[Start of section]

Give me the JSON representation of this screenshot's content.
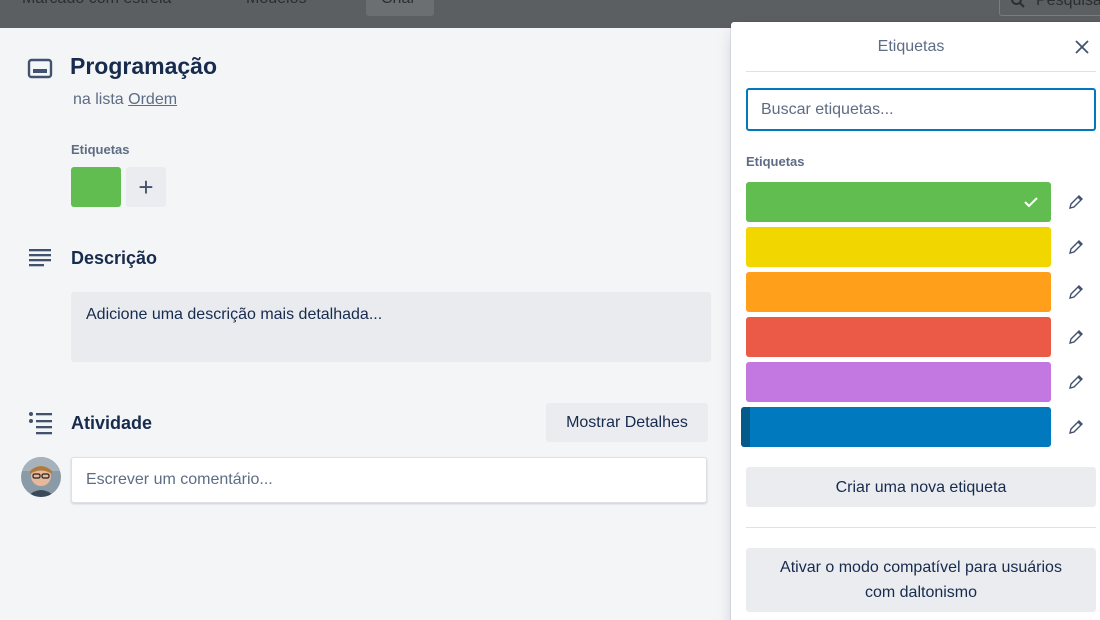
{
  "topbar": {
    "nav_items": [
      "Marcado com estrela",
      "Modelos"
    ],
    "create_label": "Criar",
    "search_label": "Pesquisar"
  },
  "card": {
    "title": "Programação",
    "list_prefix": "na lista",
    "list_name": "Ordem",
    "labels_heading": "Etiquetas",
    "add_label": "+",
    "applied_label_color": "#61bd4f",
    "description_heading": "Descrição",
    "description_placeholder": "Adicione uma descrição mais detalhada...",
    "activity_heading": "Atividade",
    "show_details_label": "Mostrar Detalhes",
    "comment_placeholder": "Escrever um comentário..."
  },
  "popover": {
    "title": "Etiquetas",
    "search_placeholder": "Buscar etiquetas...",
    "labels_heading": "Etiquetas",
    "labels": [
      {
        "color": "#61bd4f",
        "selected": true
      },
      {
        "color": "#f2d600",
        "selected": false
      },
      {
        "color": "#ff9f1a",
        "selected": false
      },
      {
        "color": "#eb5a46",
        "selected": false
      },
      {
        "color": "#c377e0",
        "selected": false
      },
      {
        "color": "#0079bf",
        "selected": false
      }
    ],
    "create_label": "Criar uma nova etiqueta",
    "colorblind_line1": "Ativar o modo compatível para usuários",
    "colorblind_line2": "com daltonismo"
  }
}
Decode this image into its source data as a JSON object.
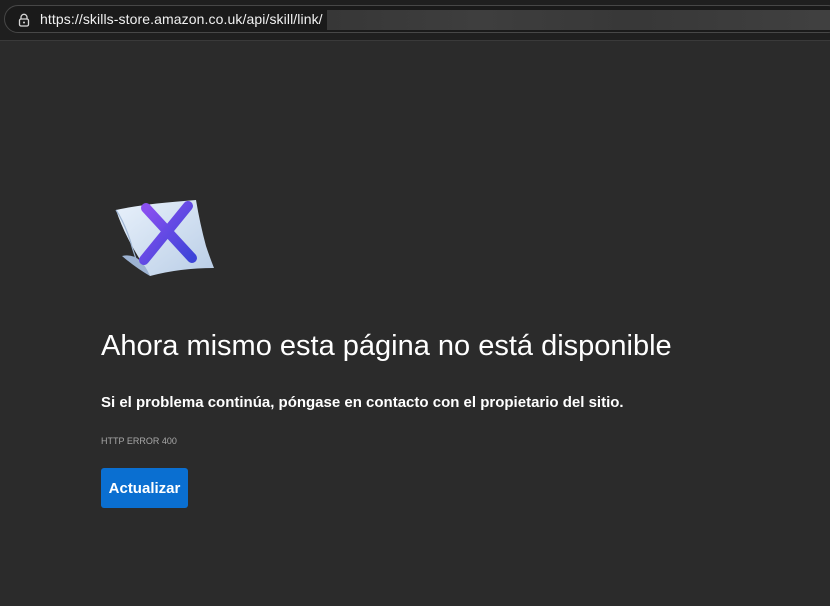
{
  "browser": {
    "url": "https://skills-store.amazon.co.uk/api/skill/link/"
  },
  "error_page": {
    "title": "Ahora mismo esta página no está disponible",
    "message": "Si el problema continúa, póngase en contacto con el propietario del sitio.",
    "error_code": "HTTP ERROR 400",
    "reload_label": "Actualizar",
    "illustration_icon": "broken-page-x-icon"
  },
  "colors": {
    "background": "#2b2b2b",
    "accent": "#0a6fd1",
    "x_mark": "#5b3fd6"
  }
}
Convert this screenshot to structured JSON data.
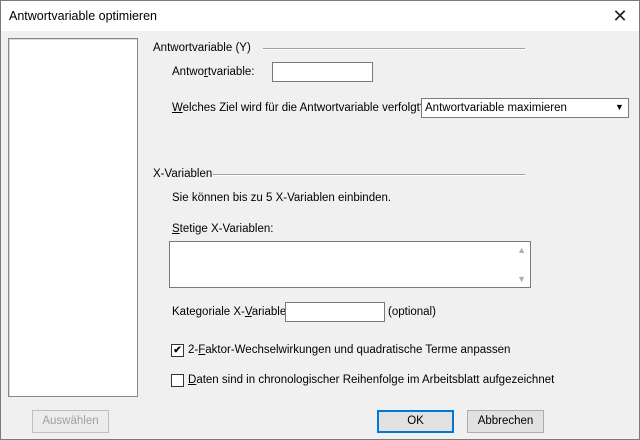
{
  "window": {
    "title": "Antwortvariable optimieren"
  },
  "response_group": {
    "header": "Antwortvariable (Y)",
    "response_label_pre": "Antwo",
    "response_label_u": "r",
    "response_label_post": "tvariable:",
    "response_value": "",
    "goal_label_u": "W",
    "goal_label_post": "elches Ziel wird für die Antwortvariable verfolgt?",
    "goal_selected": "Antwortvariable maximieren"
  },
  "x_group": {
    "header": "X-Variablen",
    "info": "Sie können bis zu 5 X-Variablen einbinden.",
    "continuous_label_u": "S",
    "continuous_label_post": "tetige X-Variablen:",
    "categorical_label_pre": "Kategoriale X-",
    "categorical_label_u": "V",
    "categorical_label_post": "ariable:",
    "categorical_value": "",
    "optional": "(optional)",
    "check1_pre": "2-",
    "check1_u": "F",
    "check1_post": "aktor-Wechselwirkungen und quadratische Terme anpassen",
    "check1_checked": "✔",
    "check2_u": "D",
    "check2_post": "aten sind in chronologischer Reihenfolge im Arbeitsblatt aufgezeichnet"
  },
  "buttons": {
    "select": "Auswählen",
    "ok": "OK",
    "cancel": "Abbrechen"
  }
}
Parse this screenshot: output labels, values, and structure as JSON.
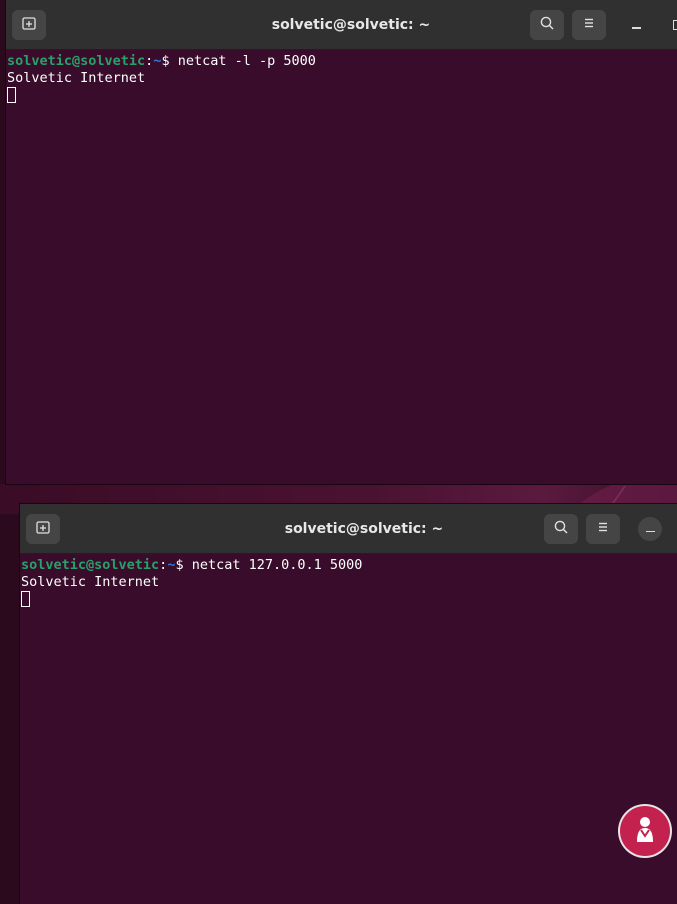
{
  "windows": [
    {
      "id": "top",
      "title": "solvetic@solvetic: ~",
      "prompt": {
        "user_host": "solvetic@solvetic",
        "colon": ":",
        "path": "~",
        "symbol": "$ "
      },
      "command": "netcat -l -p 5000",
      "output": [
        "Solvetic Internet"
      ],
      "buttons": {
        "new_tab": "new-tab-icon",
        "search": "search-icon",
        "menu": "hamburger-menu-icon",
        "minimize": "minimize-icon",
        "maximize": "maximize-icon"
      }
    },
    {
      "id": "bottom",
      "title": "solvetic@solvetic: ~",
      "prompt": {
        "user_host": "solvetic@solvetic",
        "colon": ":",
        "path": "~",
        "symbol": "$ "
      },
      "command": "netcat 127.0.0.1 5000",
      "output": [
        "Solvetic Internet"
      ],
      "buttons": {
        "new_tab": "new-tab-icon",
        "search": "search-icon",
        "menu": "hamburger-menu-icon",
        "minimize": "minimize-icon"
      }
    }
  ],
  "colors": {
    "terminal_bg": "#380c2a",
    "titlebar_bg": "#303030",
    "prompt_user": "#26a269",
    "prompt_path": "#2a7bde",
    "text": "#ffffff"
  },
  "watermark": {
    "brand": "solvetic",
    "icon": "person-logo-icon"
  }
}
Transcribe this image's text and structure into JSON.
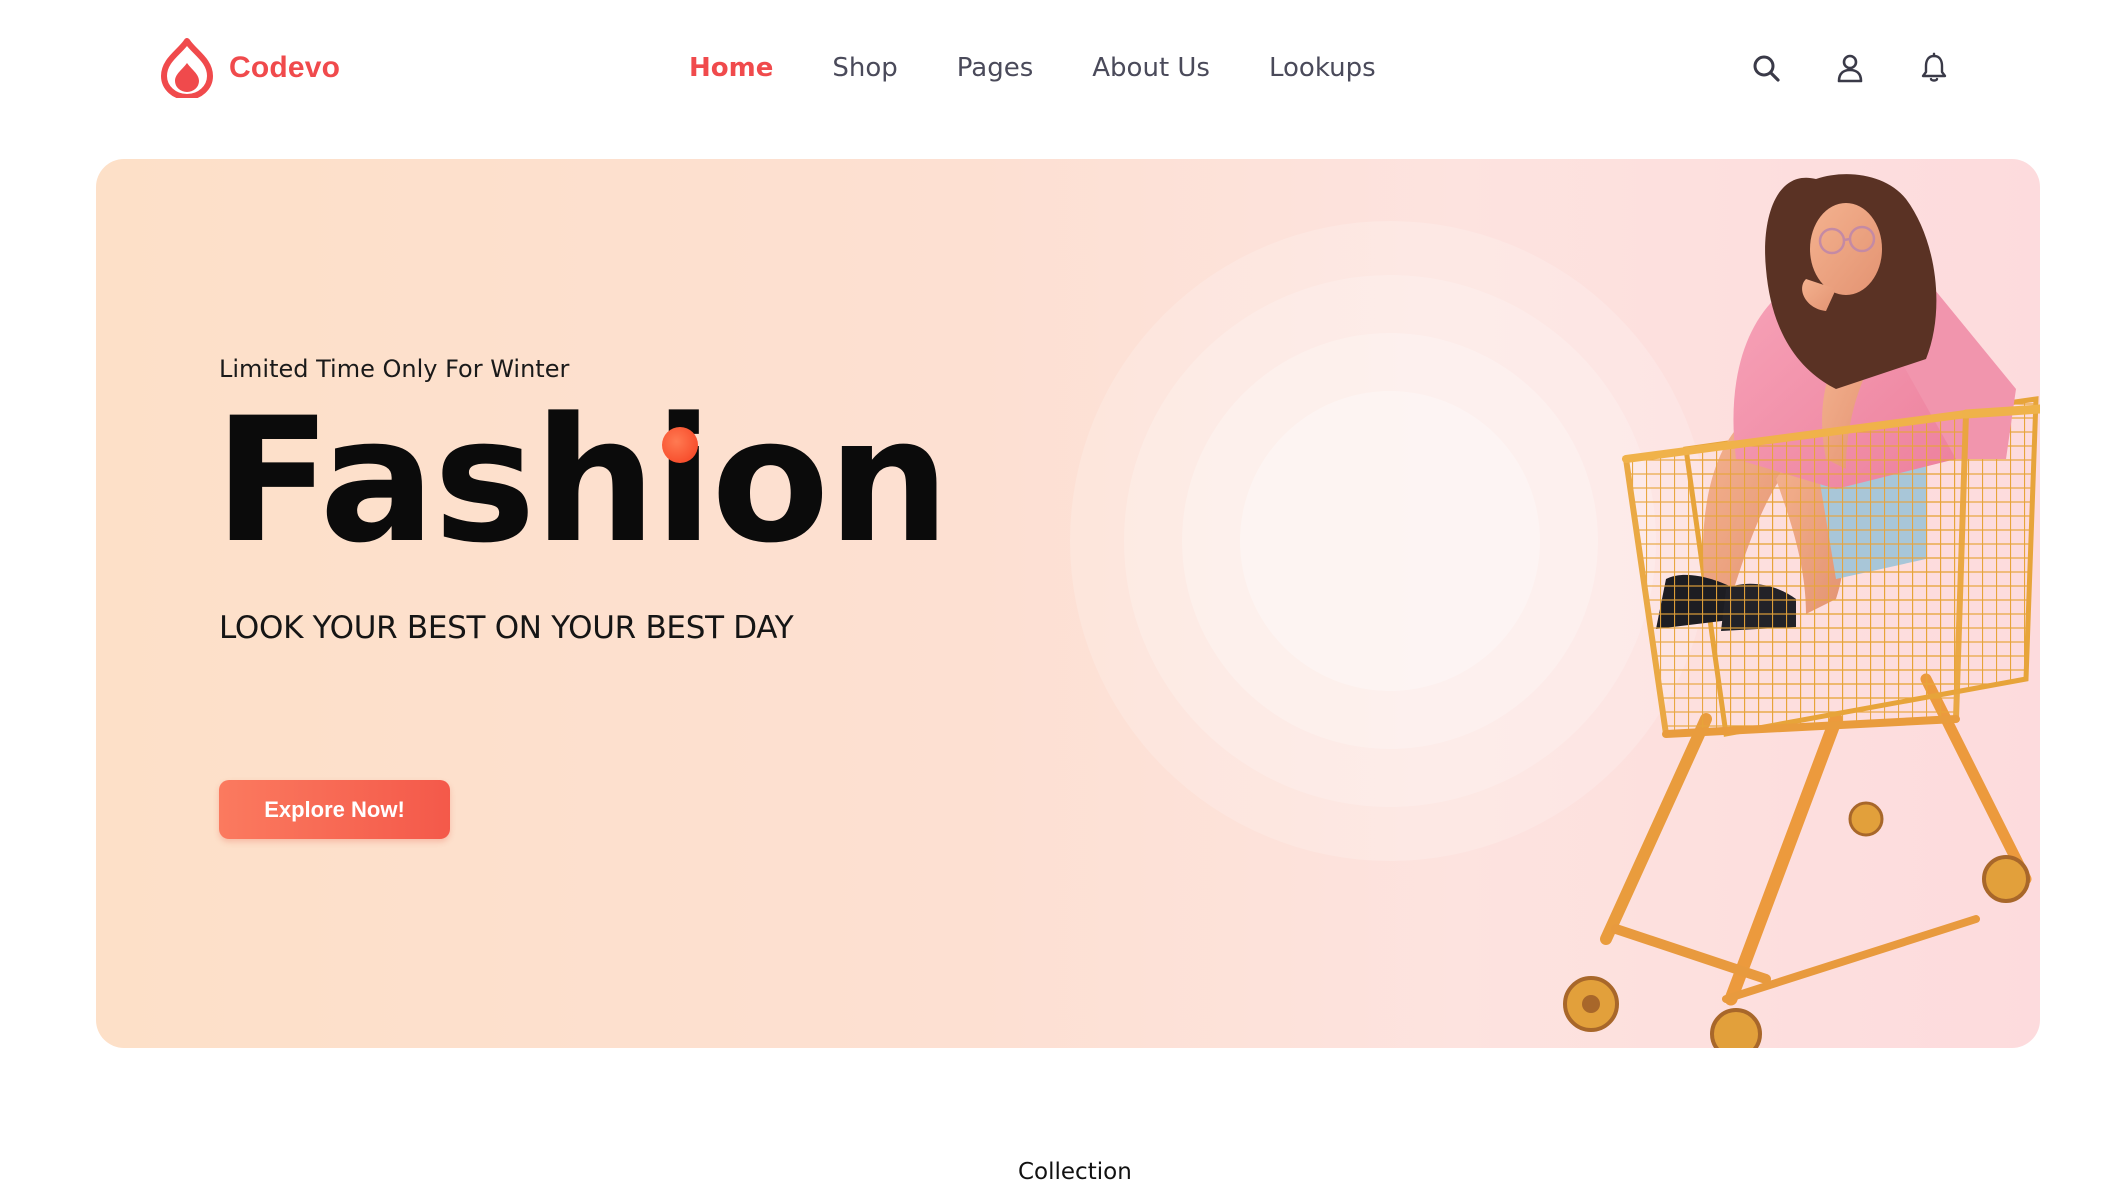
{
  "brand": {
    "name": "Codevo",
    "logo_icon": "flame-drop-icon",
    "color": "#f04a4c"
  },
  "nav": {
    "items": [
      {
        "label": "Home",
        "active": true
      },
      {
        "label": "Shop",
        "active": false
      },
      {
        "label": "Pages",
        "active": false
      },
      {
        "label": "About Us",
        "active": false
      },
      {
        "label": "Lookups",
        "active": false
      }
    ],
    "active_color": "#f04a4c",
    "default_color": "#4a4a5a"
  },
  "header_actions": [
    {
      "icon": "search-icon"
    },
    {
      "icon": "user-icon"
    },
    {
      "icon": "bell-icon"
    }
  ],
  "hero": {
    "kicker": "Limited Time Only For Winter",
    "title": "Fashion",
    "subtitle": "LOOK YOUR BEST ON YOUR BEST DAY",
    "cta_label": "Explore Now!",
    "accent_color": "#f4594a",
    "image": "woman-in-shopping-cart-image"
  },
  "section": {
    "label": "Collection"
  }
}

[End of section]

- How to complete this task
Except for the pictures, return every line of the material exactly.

- Answer to the exercise
Give me the JSON representation of this screenshot's content.
{
  "topbar": {
    "nav_items": [
      "Marcado com estrela",
      "Modelos"
    ],
    "create_label": "Criar",
    "search_label": "Pesquisar"
  },
  "card": {
    "title": "Programação",
    "list_prefix": "na lista",
    "list_name": "Ordem",
    "labels_heading": "Etiquetas",
    "add_label": "+",
    "applied_label_color": "#61bd4f",
    "description_heading": "Descrição",
    "description_placeholder": "Adicione uma descrição mais detalhada...",
    "activity_heading": "Atividade",
    "show_details_label": "Mostrar Detalhes",
    "comment_placeholder": "Escrever um comentário..."
  },
  "popover": {
    "title": "Etiquetas",
    "search_placeholder": "Buscar etiquetas...",
    "labels_heading": "Etiquetas",
    "labels": [
      {
        "color": "#61bd4f",
        "selected": true
      },
      {
        "color": "#f2d600",
        "selected": false
      },
      {
        "color": "#ff9f1a",
        "selected": false
      },
      {
        "color": "#eb5a46",
        "selected": false
      },
      {
        "color": "#c377e0",
        "selected": false
      },
      {
        "color": "#0079bf",
        "selected": false
      }
    ],
    "create_label": "Criar uma nova etiqueta",
    "colorblind_line1": "Ativar o modo compatível para usuários",
    "colorblind_line2": "com daltonismo"
  }
}
Decode this image into its source data as a JSON object.
{
  "browser": {
    "url": "https://skills-store.amazon.co.uk/api/skill/link/"
  },
  "error_page": {
    "title": "Ahora mismo esta página no está disponible",
    "message": "Si el problema continúa, póngase en contacto con el propietario del sitio.",
    "error_code": "HTTP ERROR 400",
    "reload_label": "Actualizar",
    "illustration_icon": "broken-page-x-icon"
  },
  "colors": {
    "background": "#2b2b2b",
    "accent": "#0a6fd1",
    "x_mark": "#5b3fd6"
  }
}
Convert this screenshot to structured JSON data.
{
  "window": {
    "title": "Antwortvariable optimieren"
  },
  "response_group": {
    "header": "Antwortvariable (Y)",
    "response_label_pre": "Antwo",
    "response_label_u": "r",
    "response_label_post": "tvariable:",
    "response_value": "",
    "goal_label_u": "W",
    "goal_label_post": "elches Ziel wird für die Antwortvariable verfolgt?",
    "goal_selected": "Antwortvariable maximieren"
  },
  "x_group": {
    "header": "X-Variablen",
    "info": "Sie können bis zu 5 X-Variablen einbinden.",
    "continuous_label_u": "S",
    "continuous_label_post": "tetige X-Variablen:",
    "categorical_label_pre": "Kategoriale X-",
    "categorical_label_u": "V",
    "categorical_label_post": "ariable:",
    "categorical_value": "",
    "optional": "(optional)",
    "check1_pre": "2-",
    "check1_u": "F",
    "check1_post": "aktor-Wechselwirkungen und quadratische Terme anpassen",
    "check1_checked": "✔",
    "check2_u": "D",
    "check2_post": "aten sind in chronologischer Reihenfolge im Arbeitsblatt aufgezeichnet"
  },
  "buttons": {
    "select": "Auswählen",
    "ok": "OK",
    "cancel": "Abbrechen"
  }
}
Parse this screenshot: output labels, values, and structure as JSON.
{
  "windows": [
    {
      "id": "top",
      "title": "solvetic@solvetic: ~",
      "prompt": {
        "user_host": "solvetic@solvetic",
        "colon": ":",
        "path": "~",
        "symbol": "$ "
      },
      "command": "netcat -l -p 5000",
      "output": [
        "Solvetic Internet"
      ],
      "buttons": {
        "new_tab": "new-tab-icon",
        "search": "search-icon",
        "menu": "hamburger-menu-icon",
        "minimize": "minimize-icon",
        "maximize": "maximize-icon"
      }
    },
    {
      "id": "bottom",
      "title": "solvetic@solvetic: ~",
      "prompt": {
        "user_host": "solvetic@solvetic",
        "colon": ":",
        "path": "~",
        "symbol": "$ "
      },
      "command": "netcat 127.0.0.1 5000",
      "output": [
        "Solvetic Internet"
      ],
      "buttons": {
        "new_tab": "new-tab-icon",
        "search": "search-icon",
        "menu": "hamburger-menu-icon",
        "minimize": "minimize-icon"
      }
    }
  ],
  "colors": {
    "terminal_bg": "#380c2a",
    "titlebar_bg": "#303030",
    "prompt_user": "#26a269",
    "prompt_path": "#2a7bde",
    "text": "#ffffff"
  },
  "watermark": {
    "brand": "solvetic",
    "icon": "person-logo-icon"
  }
}
Transcribe this image's text and structure into JSON.
{
  "brand": {
    "name": "Codevo",
    "logo_icon": "flame-drop-icon",
    "color": "#f04a4c"
  },
  "nav": {
    "items": [
      {
        "label": "Home",
        "active": true
      },
      {
        "label": "Shop",
        "active": false
      },
      {
        "label": "Pages",
        "active": false
      },
      {
        "label": "About Us",
        "active": false
      },
      {
        "label": "Lookups",
        "active": false
      }
    ],
    "active_color": "#f04a4c",
    "default_color": "#4a4a5a"
  },
  "header_actions": [
    {
      "icon": "search-icon"
    },
    {
      "icon": "user-icon"
    },
    {
      "icon": "bell-icon"
    }
  ],
  "hero": {
    "kicker": "Limited Time Only For Winter",
    "title": "Fashion",
    "subtitle": "LOOK YOUR BEST ON YOUR BEST DAY",
    "cta_label": "Explore Now!",
    "accent_color": "#f4594a",
    "image": "woman-in-shopping-cart-image"
  },
  "section": {
    "label": "Collection"
  }
}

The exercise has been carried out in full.